When is a disease not a disease?
When it might cost insurers money – appears to be the answer in view of the arguments put forward in the case of Dalton v British Telecom which was decided in the High Court last week.
This was not simply an academic argument. Claims for damages for Noise Induced Hearing Loss (NIHL) are the most common Occupational Disease claims. Under rules which were in force until April 2013, insurers had to pay a ‘success fee’ where a case was funded by under a Conditional Fee agreement. This involves percentage uplift to the claimant’s lawyers’ fees. In a disease case the uplift was 67.5%. in an injury case it was 25%. So in the Dalton case, and others, insurers sought to argue that hearing loss is an injury and not a ‘disease’, thus reducing the amount they had to pay. Although those rules have now gone, there are still hundreds of claims being pursued under them i.e. which started before April 2013.
Their argument was that Hearing Loss is not a ‘disease’ as such but an injury caused by some external factor i.e. noise.
In all of my 30 odd years as a solicitor this has never been argued by anybody. In fact the consensus in relation to NIHL claims goes back a lot longer than that.
In a very detailed judgment, Mr. Justice Phillips firmly rejected the insurers’ argument.

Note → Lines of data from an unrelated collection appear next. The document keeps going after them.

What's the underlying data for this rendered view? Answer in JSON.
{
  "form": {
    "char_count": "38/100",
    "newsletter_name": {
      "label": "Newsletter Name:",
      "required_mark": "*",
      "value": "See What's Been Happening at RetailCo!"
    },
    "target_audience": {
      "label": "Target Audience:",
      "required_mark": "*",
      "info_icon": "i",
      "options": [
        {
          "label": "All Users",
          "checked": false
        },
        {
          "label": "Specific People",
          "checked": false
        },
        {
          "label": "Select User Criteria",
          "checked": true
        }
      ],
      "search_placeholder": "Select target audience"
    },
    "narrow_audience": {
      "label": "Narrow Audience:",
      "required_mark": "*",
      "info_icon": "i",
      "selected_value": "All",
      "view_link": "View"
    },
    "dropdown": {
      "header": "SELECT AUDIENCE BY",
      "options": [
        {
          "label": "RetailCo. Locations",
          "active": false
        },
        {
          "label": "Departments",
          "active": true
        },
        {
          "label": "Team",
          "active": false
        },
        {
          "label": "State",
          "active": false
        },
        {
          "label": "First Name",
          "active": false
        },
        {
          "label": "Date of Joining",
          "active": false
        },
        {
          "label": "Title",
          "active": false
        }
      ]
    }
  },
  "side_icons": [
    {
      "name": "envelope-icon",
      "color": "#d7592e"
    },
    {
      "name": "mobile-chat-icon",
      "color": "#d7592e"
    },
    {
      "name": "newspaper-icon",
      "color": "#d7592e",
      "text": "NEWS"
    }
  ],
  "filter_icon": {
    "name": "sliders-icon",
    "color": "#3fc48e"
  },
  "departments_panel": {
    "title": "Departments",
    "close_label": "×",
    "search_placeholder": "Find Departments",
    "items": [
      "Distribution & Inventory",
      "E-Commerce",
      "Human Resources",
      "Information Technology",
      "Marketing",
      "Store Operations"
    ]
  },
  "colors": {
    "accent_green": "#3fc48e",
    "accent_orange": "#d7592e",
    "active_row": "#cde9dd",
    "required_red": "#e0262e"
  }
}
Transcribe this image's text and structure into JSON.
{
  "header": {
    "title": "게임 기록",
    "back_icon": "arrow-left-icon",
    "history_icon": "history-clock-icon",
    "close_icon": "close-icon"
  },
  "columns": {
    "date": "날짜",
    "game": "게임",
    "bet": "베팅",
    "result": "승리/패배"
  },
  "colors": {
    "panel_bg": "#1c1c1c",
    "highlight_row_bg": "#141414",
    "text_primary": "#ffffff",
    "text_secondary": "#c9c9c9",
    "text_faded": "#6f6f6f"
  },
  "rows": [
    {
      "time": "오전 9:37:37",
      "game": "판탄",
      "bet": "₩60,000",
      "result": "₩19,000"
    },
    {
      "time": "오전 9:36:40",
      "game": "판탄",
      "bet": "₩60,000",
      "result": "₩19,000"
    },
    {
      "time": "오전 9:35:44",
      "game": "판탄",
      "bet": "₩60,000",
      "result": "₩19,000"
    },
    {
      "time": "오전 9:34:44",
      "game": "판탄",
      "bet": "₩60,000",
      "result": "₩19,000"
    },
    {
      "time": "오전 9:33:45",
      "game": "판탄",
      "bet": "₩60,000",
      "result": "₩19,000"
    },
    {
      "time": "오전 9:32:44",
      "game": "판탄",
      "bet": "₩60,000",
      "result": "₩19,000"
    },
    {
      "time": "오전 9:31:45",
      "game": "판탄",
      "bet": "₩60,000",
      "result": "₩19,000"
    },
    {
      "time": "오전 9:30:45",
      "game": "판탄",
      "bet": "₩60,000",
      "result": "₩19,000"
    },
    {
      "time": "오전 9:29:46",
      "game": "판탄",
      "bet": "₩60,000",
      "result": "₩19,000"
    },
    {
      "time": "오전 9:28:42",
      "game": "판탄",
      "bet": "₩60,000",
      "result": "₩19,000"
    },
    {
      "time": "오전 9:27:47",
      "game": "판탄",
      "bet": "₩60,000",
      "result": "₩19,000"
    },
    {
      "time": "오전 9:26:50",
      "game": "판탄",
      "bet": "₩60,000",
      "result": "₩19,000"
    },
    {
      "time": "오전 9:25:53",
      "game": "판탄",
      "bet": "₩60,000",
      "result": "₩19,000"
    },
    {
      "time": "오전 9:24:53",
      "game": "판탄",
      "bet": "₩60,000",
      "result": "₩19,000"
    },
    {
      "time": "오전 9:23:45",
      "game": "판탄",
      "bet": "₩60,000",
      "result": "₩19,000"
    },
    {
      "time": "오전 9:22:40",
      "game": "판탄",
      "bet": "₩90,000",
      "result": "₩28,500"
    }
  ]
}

The key point is that hearing loss is caused by exposure over a period of time rather than a single incident. The judge noted that – “...the term ‘disease’ has been used in legislation relating to employers’ liability claims and insurance since 1906 ….to cover conditions (including injuries) which have arisen by process rather than by accident.”
He then noted the 1985 Prescribed Disease Regulations which specifically referred to Occupational Deafness as – “the disease numbered A10 in part one of schedule 1 to the Regulations."
The judge also noted that the Protocol for Occupational Disease claims that was published in 2003 defined a disease a follows –
‘..any illness physical or psychological, any disorder, ailment, affliction, compliant, malady or derangement other than a physical or psychological injury caused by an accident or other similar single event.’
Then there were negotiations including insurers, which resulted in the fixed ‘success fees’ which were at the heart of this case. Those discussions led to data which formed the basis of a report in 2004 entitled Calculating Reasonable Success Fees in Employers Liability Disease Claims. The report included NIHL as the third largest category of disease.
The judge found that NIHL was, by any sensible reckoning, a disease – ‘NIHL is not merely an occupational disease, but it is the paradigm case of such a disease.’
The judge went on to criticise the conduct of the insurers who appeared to be going back on what they had agreed in 2005. He described their arguments as ‘an opportunistic attempt to avoid part of the overall bargain..’
It is comforting to lawyers and victims of disease claims that this argument has been so decisively rejected. It shows again the lengths to which insurers will go to avoid or minimise their liability. This is an attitude which has underpinned many attacks on victims over the last few years.
The insurers could still appeal but the hope is that they will see this hopeless argument for what it was and let us all get on with the job of securing proper compensation for victims.